[STUDY MATERIAL]
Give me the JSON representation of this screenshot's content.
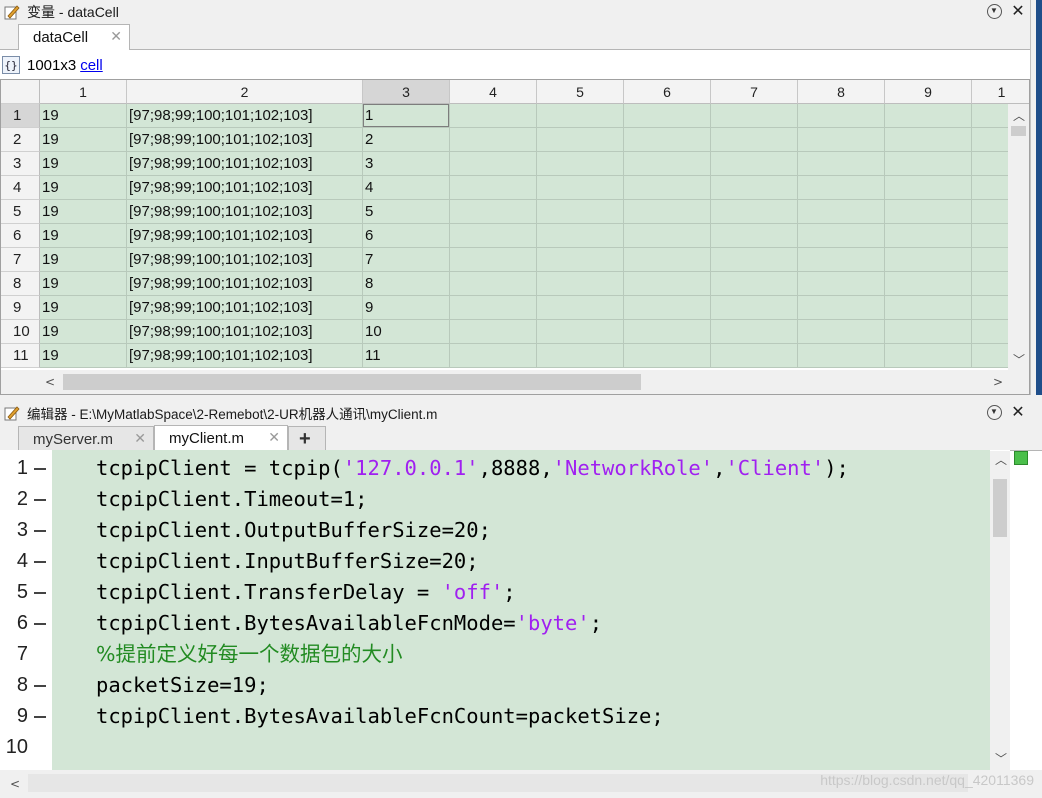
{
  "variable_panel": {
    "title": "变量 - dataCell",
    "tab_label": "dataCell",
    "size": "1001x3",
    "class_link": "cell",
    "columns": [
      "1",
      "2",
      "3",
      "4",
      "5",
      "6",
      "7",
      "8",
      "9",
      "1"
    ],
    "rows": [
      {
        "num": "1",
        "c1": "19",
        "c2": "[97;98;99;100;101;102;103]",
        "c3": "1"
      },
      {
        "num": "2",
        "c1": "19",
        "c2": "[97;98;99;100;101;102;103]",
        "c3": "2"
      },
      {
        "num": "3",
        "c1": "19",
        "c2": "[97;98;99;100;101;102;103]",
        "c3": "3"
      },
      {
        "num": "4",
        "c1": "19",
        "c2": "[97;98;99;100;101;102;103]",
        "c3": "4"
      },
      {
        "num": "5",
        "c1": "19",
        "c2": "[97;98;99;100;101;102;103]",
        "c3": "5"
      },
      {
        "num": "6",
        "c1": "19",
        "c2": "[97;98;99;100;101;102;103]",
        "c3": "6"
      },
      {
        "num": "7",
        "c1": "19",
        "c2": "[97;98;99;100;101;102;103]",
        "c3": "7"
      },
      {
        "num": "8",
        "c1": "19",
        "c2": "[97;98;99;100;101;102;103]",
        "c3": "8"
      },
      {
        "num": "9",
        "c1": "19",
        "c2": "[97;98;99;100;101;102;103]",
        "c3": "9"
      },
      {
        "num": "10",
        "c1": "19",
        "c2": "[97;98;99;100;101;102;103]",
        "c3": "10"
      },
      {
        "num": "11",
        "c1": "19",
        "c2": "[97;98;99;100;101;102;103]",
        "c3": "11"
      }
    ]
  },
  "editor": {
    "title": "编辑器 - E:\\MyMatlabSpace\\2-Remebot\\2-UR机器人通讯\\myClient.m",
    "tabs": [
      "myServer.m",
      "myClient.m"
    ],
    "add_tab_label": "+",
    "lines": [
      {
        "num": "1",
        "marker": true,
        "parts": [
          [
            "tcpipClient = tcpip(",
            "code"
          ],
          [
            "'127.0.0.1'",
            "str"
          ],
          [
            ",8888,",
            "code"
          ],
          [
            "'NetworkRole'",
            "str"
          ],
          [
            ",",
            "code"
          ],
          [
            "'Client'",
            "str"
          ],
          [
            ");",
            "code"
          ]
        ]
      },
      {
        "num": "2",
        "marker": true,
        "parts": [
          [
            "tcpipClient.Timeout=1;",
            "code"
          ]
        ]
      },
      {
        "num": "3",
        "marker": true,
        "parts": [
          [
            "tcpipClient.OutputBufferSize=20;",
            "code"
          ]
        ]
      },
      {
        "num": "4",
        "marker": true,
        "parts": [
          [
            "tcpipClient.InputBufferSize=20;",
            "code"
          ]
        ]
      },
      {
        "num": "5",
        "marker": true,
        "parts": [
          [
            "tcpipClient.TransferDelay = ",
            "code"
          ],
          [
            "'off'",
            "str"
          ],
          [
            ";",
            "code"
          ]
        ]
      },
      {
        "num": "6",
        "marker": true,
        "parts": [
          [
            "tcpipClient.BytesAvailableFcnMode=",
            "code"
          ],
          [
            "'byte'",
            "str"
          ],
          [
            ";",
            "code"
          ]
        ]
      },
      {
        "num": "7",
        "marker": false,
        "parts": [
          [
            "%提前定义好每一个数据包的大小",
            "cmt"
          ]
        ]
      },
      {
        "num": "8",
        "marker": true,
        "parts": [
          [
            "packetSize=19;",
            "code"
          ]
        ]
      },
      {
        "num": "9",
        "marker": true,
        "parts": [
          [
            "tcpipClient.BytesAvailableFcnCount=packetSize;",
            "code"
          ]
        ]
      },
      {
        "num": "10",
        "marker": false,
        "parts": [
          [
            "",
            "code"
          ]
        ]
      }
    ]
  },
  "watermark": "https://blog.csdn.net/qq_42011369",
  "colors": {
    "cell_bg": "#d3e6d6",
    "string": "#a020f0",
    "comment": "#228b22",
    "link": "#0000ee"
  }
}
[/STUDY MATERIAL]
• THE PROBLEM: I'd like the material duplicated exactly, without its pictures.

• ANSWER SPACE:
Give me the JSON representation of this screenshot's content.
{
  "variable_panel": {
    "title": "变量 - dataCell",
    "tab_label": "dataCell",
    "size": "1001x3",
    "class_link": "cell",
    "columns": [
      "1",
      "2",
      "3",
      "4",
      "5",
      "6",
      "7",
      "8",
      "9",
      "1"
    ],
    "rows": [
      {
        "num": "1",
        "c1": "19",
        "c2": "[97;98;99;100;101;102;103]",
        "c3": "1"
      },
      {
        "num": "2",
        "c1": "19",
        "c2": "[97;98;99;100;101;102;103]",
        "c3": "2"
      },
      {
        "num": "3",
        "c1": "19",
        "c2": "[97;98;99;100;101;102;103]",
        "c3": "3"
      },
      {
        "num": "4",
        "c1": "19",
        "c2": "[97;98;99;100;101;102;103]",
        "c3": "4"
      },
      {
        "num": "5",
        "c1": "19",
        "c2": "[97;98;99;100;101;102;103]",
        "c3": "5"
      },
      {
        "num": "6",
        "c1": "19",
        "c2": "[97;98;99;100;101;102;103]",
        "c3": "6"
      },
      {
        "num": "7",
        "c1": "19",
        "c2": "[97;98;99;100;101;102;103]",
        "c3": "7"
      },
      {
        "num": "8",
        "c1": "19",
        "c2": "[97;98;99;100;101;102;103]",
        "c3": "8"
      },
      {
        "num": "9",
        "c1": "19",
        "c2": "[97;98;99;100;101;102;103]",
        "c3": "9"
      },
      {
        "num": "10",
        "c1": "19",
        "c2": "[97;98;99;100;101;102;103]",
        "c3": "10"
      },
      {
        "num": "11",
        "c1": "19",
        "c2": "[97;98;99;100;101;102;103]",
        "c3": "11"
      }
    ]
  },
  "editor": {
    "title": "编辑器 - E:\\MyMatlabSpace\\2-Remebot\\2-UR机器人通讯\\myClient.m",
    "tabs": [
      "myServer.m",
      "myClient.m"
    ],
    "add_tab_label": "+",
    "lines": [
      {
        "num": "1",
        "marker": true,
        "parts": [
          [
            "tcpipClient = tcpip(",
            "code"
          ],
          [
            "'127.0.0.1'",
            "str"
          ],
          [
            ",8888,",
            "code"
          ],
          [
            "'NetworkRole'",
            "str"
          ],
          [
            ",",
            "code"
          ],
          [
            "'Client'",
            "str"
          ],
          [
            ");",
            "code"
          ]
        ]
      },
      {
        "num": "2",
        "marker": true,
        "parts": [
          [
            "tcpipClient.Timeout=1;",
            "code"
          ]
        ]
      },
      {
        "num": "3",
        "marker": true,
        "parts": [
          [
            "tcpipClient.OutputBufferSize=20;",
            "code"
          ]
        ]
      },
      {
        "num": "4",
        "marker": true,
        "parts": [
          [
            "tcpipClient.InputBufferSize=20;",
            "code"
          ]
        ]
      },
      {
        "num": "5",
        "marker": true,
        "parts": [
          [
            "tcpipClient.TransferDelay = ",
            "code"
          ],
          [
            "'off'",
            "str"
          ],
          [
            ";",
            "code"
          ]
        ]
      },
      {
        "num": "6",
        "marker": true,
        "parts": [
          [
            "tcpipClient.BytesAvailableFcnMode=",
            "code"
          ],
          [
            "'byte'",
            "str"
          ],
          [
            ";",
            "code"
          ]
        ]
      },
      {
        "num": "7",
        "marker": false,
        "parts": [
          [
            "%提前定义好每一个数据包的大小",
            "cmt"
          ]
        ]
      },
      {
        "num": "8",
        "marker": true,
        "parts": [
          [
            "packetSize=19;",
            "code"
          ]
        ]
      },
      {
        "num": "9",
        "marker": true,
        "parts": [
          [
            "tcpipClient.BytesAvailableFcnCount=packetSize;",
            "code"
          ]
        ]
      },
      {
        "num": "10",
        "marker": false,
        "parts": [
          [
            "",
            "code"
          ]
        ]
      }
    ]
  },
  "watermark": "https://blog.csdn.net/qq_42011369",
  "colors": {
    "cell_bg": "#d3e6d6",
    "string": "#a020f0",
    "comment": "#228b22",
    "link": "#0000ee"
  }
}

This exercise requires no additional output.